Collected data entries:
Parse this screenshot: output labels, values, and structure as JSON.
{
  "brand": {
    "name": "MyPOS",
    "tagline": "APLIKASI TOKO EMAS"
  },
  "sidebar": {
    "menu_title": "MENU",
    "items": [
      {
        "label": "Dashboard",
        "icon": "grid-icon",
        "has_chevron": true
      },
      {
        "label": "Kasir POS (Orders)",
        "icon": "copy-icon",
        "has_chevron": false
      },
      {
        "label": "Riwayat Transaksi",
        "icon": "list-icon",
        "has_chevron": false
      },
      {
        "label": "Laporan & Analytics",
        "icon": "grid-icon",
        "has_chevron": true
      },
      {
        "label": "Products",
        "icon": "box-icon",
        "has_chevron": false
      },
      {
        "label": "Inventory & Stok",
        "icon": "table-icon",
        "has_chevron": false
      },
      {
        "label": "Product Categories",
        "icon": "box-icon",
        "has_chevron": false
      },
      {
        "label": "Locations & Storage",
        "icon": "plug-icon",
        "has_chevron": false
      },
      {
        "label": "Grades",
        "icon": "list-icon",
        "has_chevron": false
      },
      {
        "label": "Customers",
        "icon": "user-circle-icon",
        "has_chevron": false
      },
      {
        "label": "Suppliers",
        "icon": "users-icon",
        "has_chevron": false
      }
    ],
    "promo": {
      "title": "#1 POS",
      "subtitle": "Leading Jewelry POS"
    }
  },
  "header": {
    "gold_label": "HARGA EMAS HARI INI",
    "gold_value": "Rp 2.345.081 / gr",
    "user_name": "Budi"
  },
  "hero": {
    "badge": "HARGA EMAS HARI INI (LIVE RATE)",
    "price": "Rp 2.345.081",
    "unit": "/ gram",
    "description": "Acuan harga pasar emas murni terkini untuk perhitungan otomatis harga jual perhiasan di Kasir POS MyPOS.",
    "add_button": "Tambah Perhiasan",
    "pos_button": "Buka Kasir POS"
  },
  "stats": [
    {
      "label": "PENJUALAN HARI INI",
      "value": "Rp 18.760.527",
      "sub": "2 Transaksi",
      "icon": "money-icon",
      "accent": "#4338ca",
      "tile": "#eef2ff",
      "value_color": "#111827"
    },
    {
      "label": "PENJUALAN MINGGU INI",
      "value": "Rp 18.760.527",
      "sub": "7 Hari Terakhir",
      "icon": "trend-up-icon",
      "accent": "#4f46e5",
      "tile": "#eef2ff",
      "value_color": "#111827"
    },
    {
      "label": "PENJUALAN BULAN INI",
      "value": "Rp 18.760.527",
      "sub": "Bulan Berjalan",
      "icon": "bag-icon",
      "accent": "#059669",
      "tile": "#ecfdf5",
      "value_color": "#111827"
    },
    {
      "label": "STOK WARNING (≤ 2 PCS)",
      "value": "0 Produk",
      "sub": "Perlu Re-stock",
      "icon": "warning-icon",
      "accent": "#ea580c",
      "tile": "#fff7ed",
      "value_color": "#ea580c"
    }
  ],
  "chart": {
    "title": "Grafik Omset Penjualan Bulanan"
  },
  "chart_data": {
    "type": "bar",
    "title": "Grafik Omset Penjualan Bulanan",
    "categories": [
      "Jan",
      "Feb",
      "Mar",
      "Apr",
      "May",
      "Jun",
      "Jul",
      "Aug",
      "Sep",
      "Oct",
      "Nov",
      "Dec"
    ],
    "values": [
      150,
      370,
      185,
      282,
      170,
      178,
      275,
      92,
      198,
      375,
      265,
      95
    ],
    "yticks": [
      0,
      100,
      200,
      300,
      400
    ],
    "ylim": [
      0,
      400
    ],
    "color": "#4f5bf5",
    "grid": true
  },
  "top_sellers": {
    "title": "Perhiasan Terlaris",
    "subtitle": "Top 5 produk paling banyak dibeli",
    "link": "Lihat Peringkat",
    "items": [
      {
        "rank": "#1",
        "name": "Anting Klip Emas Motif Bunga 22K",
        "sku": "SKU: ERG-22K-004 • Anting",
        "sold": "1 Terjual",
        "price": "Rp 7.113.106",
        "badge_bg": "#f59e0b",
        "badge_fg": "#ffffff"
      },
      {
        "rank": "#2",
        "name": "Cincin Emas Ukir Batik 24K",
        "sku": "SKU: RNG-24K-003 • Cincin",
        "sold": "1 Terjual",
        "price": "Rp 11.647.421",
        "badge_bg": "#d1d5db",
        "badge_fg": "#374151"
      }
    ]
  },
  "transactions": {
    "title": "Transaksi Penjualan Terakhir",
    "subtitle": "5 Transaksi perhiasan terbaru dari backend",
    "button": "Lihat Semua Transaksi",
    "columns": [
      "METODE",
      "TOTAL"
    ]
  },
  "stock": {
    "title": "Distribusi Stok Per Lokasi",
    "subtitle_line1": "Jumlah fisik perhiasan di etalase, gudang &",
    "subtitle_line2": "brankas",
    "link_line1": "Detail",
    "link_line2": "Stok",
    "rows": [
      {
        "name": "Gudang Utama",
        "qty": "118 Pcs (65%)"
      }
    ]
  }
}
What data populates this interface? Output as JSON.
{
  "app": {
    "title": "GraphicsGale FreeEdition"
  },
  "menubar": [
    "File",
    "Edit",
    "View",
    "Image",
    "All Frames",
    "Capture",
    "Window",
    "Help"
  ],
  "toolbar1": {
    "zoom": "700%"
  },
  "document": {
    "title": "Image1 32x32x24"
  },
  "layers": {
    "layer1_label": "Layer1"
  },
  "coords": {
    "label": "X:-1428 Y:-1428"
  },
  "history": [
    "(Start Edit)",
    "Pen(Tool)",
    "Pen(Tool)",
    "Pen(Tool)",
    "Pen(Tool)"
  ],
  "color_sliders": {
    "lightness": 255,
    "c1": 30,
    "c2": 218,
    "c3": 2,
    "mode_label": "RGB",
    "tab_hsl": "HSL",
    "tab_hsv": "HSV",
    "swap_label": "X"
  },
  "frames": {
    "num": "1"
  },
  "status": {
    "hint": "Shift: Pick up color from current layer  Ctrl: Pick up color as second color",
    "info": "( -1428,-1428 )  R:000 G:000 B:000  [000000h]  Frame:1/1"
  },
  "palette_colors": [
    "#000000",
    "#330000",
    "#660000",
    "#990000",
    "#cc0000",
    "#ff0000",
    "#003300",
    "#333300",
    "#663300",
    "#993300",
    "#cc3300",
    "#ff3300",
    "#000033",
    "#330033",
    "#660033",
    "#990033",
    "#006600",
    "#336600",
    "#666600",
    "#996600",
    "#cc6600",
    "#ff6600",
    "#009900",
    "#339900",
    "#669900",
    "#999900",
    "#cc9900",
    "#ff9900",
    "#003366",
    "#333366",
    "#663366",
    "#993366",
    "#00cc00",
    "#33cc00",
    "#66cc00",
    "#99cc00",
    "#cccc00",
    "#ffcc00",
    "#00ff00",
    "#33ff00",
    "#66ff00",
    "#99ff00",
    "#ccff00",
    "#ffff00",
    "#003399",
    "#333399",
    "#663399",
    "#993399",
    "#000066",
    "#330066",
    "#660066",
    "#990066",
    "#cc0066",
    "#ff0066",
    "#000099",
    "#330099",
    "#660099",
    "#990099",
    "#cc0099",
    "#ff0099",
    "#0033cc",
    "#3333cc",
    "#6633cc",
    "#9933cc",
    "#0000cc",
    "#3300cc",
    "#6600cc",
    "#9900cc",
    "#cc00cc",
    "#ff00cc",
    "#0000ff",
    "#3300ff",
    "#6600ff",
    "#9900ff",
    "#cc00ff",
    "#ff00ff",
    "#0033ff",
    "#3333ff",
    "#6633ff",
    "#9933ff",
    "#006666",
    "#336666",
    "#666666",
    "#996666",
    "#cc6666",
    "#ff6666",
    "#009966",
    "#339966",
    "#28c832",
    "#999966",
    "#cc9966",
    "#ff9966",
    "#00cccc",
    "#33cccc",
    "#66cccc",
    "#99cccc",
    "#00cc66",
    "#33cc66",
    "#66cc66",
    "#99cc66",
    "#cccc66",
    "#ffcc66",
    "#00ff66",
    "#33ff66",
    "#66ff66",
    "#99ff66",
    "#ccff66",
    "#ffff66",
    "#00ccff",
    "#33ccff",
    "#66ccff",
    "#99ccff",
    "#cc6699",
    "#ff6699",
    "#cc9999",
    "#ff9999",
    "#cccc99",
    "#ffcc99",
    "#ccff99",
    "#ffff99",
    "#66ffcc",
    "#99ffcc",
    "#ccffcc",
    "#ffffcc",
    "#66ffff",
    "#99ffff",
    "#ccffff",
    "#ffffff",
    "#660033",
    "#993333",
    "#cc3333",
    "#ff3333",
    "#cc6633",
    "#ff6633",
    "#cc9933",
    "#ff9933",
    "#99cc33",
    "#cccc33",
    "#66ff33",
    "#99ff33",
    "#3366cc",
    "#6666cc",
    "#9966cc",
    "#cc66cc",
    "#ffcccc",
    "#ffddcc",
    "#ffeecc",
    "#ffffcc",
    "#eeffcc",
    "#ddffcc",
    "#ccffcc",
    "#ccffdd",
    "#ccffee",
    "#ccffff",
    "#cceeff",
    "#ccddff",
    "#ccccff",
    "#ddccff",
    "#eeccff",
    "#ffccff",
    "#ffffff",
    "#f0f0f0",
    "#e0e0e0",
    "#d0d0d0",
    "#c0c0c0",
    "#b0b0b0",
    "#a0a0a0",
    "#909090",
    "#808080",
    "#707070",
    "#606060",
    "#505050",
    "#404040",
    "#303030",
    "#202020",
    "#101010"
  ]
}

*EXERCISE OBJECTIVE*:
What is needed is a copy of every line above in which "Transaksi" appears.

*ANSWER AREA*:
        "label": "Riwayat Transaksi",
      "sub": "2 Transaksi",
    "title": "Transaksi Penjualan Terakhir",
    "subtitle": "5 Transaksi perhiasan terbaru dari backend",
    "button": "Lihat Semua Transaksi",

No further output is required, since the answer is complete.